Due to the Coronavirus lockdown, online home learning is in high demand for parents who have been trying to adapt to the challenges of their children being home schooled for 2 months and are now unlikely to go back to school until September.
Yet, concerns have been raised about the online safety of children during the COVID-19 lockdown. Legally, if someone wants to work in a school, criminal checks and DBS verification is compulsory. But, incredibly, the private tuition space has no DBS regulation at all. It is left completely up to a parent to find out if a tutor is acceptable without any resources to help them make the best decision.
Many private tutors, who may also be school teachers, have a DBS check, however, many do not, and can openly work with kids in a private setting. This loophole must be closed as it’s risking the online safety of children. The government have, in effect, failed to regulate the safety of our children.
Europol has called the increased online activity by “those seeking child sexual abuse material” the “most worrying” aspect of the coronavirus pandemic’s affect on crime in Europe.
Europol’s executive director Catherine De Bolle on Monday (18 May) warned MEPs that children could be more exposed as they can use less secure online educational applications.
Tanvir Malik Mukhtar, director of Scholar Hub, an online live tutoring initiative that has over 3,000 fully vetted tutors said, “as a result of the lack of government regulation to protect the learning safety of our children, I started working on designing an online only tuition platform called Scholar Hub, allowing parents an informed choice of tutors. I wanted all educators of children under 16 to be either DBS checked or have enhanced, digital background verification checks as a strict policy.”

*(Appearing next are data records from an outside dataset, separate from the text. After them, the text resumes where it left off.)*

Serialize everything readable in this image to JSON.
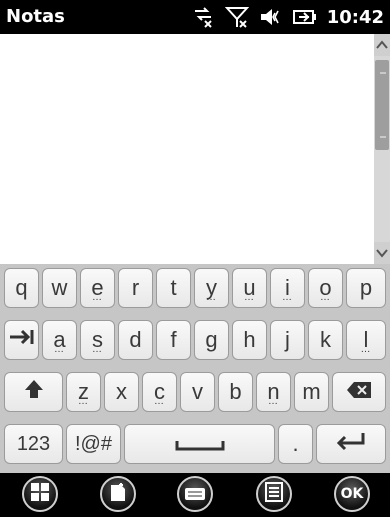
{
  "status": {
    "title": "Notas",
    "time": "10:42",
    "icons": [
      "data-connection-icon",
      "signal-off-icon",
      "speaker-icon",
      "battery-charging-icon"
    ]
  },
  "keyboard": {
    "row1": [
      "q",
      "w",
      "e",
      "r",
      "t",
      "y",
      "u",
      "i",
      "o",
      "p"
    ],
    "row2": [
      "a",
      "s",
      "d",
      "f",
      "g",
      "h",
      "j",
      "k",
      "l"
    ],
    "row3": [
      "z",
      "x",
      "c",
      "v",
      "b",
      "n",
      "m"
    ],
    "bottom": {
      "numbers": "123",
      "symbols": "!@#",
      "period": "."
    }
  },
  "bottom_bar": {
    "ok_label": "OK"
  }
}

However, many parents still rely on finding a local teacher for academic, musical or sports tuition – and there is no legal requirement on the thousands of self-employed private tutors in the UK to undergo a criminal record check which would reveal details of any child sex offences. This is in stark contrast to jobs such as accountants, vets and even traffic wardens, whose work does not directly involve children.
According to the Office for National Statistics, last year, the police in England and Wales recorded 73,260 sexual offences where the victims were identified as children. This is a rise of 15% on the previous year. Sexual abuse has also become the most common type of abuse counselled by Childline in recent years and the most commonly reported type of abuse by adults calling the National Association for People Abused in Childhood’ helpline in the year ending March 2019.
This is why it is imperative that child tutoring is immediately regulated by the government and a loophole, that could leave thousands of children at risk of harm, is closed. It should be compulsory that anyone who teaches a child and has regular one-on-one lessons with that child must be background checked by law. This requirement has now come into sharp focus due to the entire nation of our schoolchildren currently studying at home.
The Government must regulate this space to ensure criminal checks on all tutors immediately as it is in the national interest for child safety – especially during the Coronavirus crisis lockdown that has forced millions of children to learn online.